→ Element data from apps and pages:
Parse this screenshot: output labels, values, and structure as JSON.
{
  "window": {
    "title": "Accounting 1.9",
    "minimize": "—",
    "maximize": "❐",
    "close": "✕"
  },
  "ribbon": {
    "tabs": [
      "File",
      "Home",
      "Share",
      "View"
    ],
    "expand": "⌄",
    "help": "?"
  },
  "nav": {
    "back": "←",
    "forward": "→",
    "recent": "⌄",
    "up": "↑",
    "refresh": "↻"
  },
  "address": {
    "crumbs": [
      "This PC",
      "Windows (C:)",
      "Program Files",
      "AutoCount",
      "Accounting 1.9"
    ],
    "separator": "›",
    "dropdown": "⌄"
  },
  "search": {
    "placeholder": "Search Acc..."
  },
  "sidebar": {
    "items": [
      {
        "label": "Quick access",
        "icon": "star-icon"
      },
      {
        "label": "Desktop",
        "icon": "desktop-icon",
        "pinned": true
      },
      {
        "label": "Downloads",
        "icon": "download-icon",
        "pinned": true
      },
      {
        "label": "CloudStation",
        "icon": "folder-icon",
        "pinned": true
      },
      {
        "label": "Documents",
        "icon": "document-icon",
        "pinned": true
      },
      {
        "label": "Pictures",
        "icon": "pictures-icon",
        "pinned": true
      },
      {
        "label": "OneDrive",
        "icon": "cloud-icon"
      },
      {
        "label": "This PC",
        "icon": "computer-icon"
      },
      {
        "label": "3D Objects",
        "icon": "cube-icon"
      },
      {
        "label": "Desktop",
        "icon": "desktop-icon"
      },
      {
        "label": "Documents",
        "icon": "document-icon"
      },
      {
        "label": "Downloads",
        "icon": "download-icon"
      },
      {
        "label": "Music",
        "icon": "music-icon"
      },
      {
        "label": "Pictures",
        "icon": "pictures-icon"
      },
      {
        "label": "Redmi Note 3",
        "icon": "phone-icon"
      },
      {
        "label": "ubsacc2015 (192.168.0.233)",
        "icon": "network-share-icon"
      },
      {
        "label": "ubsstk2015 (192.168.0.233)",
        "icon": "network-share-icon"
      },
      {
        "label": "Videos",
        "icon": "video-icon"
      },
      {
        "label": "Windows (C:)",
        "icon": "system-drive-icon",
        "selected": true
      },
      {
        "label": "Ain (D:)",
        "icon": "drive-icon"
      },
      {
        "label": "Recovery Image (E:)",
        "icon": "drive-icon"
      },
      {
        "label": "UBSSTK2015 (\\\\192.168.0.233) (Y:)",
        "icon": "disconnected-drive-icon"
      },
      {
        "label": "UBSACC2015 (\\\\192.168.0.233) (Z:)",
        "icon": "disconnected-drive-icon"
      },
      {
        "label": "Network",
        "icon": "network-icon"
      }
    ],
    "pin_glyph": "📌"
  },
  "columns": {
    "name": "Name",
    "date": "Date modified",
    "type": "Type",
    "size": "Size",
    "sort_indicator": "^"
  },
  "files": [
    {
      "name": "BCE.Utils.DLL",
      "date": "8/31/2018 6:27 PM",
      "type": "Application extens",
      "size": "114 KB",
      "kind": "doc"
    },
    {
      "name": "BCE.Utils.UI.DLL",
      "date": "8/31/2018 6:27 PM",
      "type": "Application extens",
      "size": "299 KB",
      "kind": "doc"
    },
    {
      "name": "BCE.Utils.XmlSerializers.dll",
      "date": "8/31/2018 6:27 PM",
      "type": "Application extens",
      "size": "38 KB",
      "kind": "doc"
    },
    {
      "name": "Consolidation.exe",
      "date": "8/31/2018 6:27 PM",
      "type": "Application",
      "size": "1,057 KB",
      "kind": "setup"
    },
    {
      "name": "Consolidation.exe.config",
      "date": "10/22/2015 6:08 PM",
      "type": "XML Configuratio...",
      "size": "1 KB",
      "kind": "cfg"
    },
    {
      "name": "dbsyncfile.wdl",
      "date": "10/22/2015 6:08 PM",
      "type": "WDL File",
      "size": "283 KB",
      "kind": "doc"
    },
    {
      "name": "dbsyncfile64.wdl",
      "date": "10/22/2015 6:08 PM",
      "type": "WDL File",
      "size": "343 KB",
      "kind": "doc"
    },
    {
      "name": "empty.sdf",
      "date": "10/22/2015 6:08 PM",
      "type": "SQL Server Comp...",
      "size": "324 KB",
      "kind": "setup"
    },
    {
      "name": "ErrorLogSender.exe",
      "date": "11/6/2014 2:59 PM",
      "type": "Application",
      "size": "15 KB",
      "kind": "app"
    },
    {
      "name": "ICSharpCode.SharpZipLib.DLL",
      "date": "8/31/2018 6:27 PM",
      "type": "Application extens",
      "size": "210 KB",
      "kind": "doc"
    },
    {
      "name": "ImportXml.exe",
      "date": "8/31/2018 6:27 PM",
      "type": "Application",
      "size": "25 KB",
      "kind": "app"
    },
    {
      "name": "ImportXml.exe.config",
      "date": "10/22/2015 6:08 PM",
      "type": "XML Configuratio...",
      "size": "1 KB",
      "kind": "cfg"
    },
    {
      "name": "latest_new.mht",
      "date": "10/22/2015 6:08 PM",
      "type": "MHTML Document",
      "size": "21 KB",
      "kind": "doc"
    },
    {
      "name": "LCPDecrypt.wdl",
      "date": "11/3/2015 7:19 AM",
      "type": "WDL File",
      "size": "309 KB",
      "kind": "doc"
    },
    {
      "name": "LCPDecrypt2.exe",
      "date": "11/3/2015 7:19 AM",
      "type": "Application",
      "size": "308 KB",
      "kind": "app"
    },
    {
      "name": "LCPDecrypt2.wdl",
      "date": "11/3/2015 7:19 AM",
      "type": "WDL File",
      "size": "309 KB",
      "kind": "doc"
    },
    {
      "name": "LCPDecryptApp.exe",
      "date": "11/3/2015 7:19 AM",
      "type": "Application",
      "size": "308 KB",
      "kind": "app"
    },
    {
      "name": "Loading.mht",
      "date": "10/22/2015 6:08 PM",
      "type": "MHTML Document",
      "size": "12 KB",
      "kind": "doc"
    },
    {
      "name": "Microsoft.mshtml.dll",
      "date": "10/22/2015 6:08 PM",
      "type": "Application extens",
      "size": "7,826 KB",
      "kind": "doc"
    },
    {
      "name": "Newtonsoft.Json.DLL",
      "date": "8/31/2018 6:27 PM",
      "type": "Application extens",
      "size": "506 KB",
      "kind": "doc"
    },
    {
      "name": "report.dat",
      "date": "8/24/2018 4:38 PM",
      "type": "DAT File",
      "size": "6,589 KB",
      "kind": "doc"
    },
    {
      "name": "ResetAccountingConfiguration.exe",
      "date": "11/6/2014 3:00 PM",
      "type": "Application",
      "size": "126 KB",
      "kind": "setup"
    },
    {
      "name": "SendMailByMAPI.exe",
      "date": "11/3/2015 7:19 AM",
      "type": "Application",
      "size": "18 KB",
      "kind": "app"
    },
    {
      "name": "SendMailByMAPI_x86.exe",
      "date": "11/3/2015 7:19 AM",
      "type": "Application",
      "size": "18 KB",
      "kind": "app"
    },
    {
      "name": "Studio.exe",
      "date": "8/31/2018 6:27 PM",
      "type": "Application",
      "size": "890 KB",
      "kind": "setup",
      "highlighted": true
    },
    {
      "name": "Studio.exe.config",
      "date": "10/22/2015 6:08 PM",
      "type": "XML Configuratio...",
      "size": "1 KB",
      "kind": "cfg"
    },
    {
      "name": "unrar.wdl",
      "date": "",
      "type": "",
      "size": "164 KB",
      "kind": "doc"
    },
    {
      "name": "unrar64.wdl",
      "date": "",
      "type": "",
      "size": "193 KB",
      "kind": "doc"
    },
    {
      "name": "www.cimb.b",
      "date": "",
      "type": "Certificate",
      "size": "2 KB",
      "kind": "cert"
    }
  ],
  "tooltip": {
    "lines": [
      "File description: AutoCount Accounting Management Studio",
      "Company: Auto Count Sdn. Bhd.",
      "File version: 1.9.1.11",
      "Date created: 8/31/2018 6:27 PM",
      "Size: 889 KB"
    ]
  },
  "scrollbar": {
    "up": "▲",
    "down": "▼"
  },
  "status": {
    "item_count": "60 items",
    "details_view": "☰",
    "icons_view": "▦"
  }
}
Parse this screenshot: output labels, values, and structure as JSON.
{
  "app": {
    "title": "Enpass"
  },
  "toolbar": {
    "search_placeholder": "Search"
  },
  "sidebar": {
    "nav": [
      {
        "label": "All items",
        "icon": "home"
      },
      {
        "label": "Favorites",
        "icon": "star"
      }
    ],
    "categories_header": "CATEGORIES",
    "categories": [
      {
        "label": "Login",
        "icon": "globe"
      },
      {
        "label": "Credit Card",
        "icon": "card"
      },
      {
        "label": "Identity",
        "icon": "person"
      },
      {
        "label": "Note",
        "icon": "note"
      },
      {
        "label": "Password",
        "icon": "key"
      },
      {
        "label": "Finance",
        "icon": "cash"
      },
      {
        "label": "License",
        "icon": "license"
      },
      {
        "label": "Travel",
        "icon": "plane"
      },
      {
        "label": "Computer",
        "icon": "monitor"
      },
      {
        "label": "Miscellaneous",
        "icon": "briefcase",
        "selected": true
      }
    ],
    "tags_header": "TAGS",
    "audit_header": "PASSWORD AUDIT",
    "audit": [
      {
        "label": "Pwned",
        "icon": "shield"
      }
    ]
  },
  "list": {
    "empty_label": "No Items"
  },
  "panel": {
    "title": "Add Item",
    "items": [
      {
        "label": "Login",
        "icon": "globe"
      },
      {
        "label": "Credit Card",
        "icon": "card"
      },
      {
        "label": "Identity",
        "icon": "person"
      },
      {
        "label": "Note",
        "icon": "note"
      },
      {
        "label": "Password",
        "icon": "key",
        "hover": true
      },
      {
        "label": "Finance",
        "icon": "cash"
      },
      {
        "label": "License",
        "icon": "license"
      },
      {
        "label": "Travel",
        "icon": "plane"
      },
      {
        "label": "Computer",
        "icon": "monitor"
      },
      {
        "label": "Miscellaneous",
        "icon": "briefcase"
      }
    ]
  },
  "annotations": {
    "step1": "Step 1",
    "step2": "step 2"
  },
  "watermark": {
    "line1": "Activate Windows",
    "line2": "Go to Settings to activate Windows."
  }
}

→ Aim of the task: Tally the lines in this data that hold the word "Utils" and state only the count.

→ Written solution: 3